EXTRACTED ENTRIES:
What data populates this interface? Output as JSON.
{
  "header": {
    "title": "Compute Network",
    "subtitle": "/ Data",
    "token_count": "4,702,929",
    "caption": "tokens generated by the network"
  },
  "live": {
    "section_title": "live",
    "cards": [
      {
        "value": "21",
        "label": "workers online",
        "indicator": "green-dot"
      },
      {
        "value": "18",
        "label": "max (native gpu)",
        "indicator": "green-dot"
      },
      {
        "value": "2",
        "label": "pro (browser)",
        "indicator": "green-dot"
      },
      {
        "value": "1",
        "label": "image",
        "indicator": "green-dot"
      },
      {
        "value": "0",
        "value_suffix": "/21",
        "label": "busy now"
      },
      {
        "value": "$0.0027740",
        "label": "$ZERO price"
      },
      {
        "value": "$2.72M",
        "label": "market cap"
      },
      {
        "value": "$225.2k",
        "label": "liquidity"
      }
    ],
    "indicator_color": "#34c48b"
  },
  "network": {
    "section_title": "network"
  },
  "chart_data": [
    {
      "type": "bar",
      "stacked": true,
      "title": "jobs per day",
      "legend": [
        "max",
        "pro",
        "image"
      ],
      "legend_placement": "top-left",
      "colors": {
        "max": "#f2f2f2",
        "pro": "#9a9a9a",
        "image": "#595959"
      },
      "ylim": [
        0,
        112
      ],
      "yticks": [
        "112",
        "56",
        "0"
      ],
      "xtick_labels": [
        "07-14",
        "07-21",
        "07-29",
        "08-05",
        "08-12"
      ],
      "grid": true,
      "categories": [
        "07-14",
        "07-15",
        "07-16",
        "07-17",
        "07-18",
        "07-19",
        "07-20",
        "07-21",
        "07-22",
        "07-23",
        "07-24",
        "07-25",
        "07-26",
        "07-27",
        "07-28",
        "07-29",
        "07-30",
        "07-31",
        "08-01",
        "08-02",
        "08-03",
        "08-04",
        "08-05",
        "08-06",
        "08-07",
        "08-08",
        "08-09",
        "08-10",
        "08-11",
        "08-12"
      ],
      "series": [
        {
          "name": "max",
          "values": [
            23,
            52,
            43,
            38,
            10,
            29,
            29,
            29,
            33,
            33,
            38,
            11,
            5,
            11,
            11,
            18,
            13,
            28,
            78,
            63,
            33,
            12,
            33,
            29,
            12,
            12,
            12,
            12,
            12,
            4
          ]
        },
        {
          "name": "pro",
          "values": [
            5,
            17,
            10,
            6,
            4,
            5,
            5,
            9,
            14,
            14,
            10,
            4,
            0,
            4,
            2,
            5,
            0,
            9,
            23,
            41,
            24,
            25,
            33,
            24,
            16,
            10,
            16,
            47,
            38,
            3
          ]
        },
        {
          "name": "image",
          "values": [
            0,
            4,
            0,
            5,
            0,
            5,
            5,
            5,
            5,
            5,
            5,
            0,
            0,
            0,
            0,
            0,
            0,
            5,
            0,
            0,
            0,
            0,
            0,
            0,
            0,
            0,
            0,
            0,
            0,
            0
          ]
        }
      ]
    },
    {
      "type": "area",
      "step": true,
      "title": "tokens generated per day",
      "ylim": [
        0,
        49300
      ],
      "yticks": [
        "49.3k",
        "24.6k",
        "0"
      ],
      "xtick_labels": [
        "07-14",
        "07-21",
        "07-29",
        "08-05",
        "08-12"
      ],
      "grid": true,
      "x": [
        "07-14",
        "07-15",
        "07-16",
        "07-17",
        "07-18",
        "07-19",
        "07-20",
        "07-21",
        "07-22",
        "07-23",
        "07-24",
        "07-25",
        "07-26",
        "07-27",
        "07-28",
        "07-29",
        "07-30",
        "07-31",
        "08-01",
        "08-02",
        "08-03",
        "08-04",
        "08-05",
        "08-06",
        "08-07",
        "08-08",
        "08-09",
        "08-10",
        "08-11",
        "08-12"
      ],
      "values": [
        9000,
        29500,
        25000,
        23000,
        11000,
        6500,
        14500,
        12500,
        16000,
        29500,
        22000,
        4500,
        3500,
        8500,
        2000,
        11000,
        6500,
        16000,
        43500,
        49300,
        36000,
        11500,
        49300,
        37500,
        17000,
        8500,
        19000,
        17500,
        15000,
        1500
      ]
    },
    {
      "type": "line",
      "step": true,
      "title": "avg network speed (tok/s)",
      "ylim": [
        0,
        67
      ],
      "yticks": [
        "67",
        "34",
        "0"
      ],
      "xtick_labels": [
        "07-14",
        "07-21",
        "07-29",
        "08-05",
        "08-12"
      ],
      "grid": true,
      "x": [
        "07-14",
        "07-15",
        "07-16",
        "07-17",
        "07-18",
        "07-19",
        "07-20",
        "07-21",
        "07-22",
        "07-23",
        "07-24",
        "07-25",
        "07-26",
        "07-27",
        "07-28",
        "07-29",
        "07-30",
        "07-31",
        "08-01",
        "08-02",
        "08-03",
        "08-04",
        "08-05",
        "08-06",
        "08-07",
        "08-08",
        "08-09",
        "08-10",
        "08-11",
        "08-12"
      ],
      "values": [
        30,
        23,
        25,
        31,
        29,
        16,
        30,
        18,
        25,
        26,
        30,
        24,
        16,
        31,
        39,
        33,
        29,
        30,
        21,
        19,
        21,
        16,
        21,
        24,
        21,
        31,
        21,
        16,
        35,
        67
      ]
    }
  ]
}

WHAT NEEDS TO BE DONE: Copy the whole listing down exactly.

TASK ANSWER:
What data populates this interface? Output as JSON.
{
  "header": {
    "title": "Compute Network",
    "subtitle": "/ Data",
    "token_count": "4,702,929",
    "caption": "tokens generated by the network"
  },
  "live": {
    "section_title": "live",
    "cards": [
      {
        "value": "21",
        "label": "workers online",
        "indicator": "green-dot"
      },
      {
        "value": "18",
        "label": "max (native gpu)",
        "indicator": "green-dot"
      },
      {
        "value": "2",
        "label": "pro (browser)",
        "indicator": "green-dot"
      },
      {
        "value": "1",
        "label": "image",
        "indicator": "green-dot"
      },
      {
        "value": "0",
        "value_suffix": "/21",
        "label": "busy now"
      },
      {
        "value": "$0.0027740",
        "label": "$ZERO price"
      },
      {
        "value": "$2.72M",
        "label": "market cap"
      },
      {
        "value": "$225.2k",
        "label": "liquidity"
      }
    ],
    "indicator_color": "#34c48b"
  },
  "network": {
    "section_title": "network"
  },
  "chart_data": [
    {
      "type": "bar",
      "stacked": true,
      "title": "jobs per day",
      "legend": [
        "max",
        "pro",
        "image"
      ],
      "legend_placement": "top-left",
      "colors": {
        "max": "#f2f2f2",
        "pro": "#9a9a9a",
        "image": "#595959"
      },
      "ylim": [
        0,
        112
      ],
      "yticks": [
        "112",
        "56",
        "0"
      ],
      "xtick_labels": [
        "07-14",
        "07-21",
        "07-29",
        "08-05",
        "08-12"
      ],
      "grid": true,
      "categories": [
        "07-14",
        "07-15",
        "07-16",
        "07-17",
        "07-18",
        "07-19",
        "07-20",
        "07-21",
        "07-22",
        "07-23",
        "07-24",
        "07-25",
        "07-26",
        "07-27",
        "07-28",
        "07-29",
        "07-30",
        "07-31",
        "08-01",
        "08-02",
        "08-03",
        "08-04",
        "08-05",
        "08-06",
        "08-07",
        "08-08",
        "08-09",
        "08-10",
        "08-11",
        "08-12"
      ],
      "series": [
        {
          "name": "max",
          "values": [
            23,
            52,
            43,
            38,
            10,
            29,
            29,
            29,
            33,
            33,
            38,
            11,
            5,
            11,
            11,
            18,
            13,
            28,
            78,
            63,
            33,
            12,
            33,
            29,
            12,
            12,
            12,
            12,
            12,
            4
          ]
        },
        {
          "name": "pro",
          "values": [
            5,
            17,
            10,
            6,
            4,
            5,
            5,
            9,
            14,
            14,
            10,
            4,
            0,
            4,
            2,
            5,
            0,
            9,
            23,
            41,
            24,
            25,
            33,
            24,
            16,
            10,
            16,
            47,
            38,
            3
          ]
        },
        {
          "name": "image",
          "values": [
            0,
            4,
            0,
            5,
            0,
            5,
            5,
            5,
            5,
            5,
            5,
            0,
            0,
            0,
            0,
            0,
            0,
            5,
            0,
            0,
            0,
            0,
            0,
            0,
            0,
            0,
            0,
            0,
            0,
            0
          ]
        }
      ]
    },
    {
      "type": "area",
      "step": true,
      "title": "tokens generated per day",
      "ylim": [
        0,
        49300
      ],
      "yticks": [
        "49.3k",
        "24.6k",
        "0"
      ],
      "xtick_labels": [
        "07-14",
        "07-21",
        "07-29",
        "08-05",
        "08-12"
      ],
      "grid": true,
      "x": [
        "07-14",
        "07-15",
        "07-16",
        "07-17",
        "07-18",
        "07-19",
        "07-20",
        "07-21",
        "07-22",
        "07-23",
        "07-24",
        "07-25",
        "07-26",
        "07-27",
        "07-28",
        "07-29",
        "07-30",
        "07-31",
        "08-01",
        "08-02",
        "08-03",
        "08-04",
        "08-05",
        "08-06",
        "08-07",
        "08-08",
        "08-09",
        "08-10",
        "08-11",
        "08-12"
      ],
      "values": [
        9000,
        29500,
        25000,
        23000,
        11000,
        6500,
        14500,
        12500,
        16000,
        29500,
        22000,
        4500,
        3500,
        8500,
        2000,
        11000,
        6500,
        16000,
        43500,
        49300,
        36000,
        11500,
        49300,
        37500,
        17000,
        8500,
        19000,
        17500,
        15000,
        1500
      ]
    },
    {
      "type": "line",
      "step": true,
      "title": "avg network speed (tok/s)",
      "ylim": [
        0,
        67
      ],
      "yticks": [
        "67",
        "34",
        "0"
      ],
      "xtick_labels": [
        "07-14",
        "07-21",
        "07-29",
        "08-05",
        "08-12"
      ],
      "grid": true,
      "x": [
        "07-14",
        "07-15",
        "07-16",
        "07-17",
        "07-18",
        "07-19",
        "07-20",
        "07-21",
        "07-22",
        "07-23",
        "07-24",
        "07-25",
        "07-26",
        "07-27",
        "07-28",
        "07-29",
        "07-30",
        "07-31",
        "08-01",
        "08-02",
        "08-03",
        "08-04",
        "08-05",
        "08-06",
        "08-07",
        "08-08",
        "08-09",
        "08-10",
        "08-11",
        "08-12"
      ],
      "values": [
        30,
        23,
        25,
        31,
        29,
        16,
        30,
        18,
        25,
        26,
        30,
        24,
        16,
        31,
        39,
        33,
        29,
        30,
        21,
        19,
        21,
        16,
        21,
        24,
        21,
        31,
        21,
        16,
        35,
        67
      ]
    }
  ]
}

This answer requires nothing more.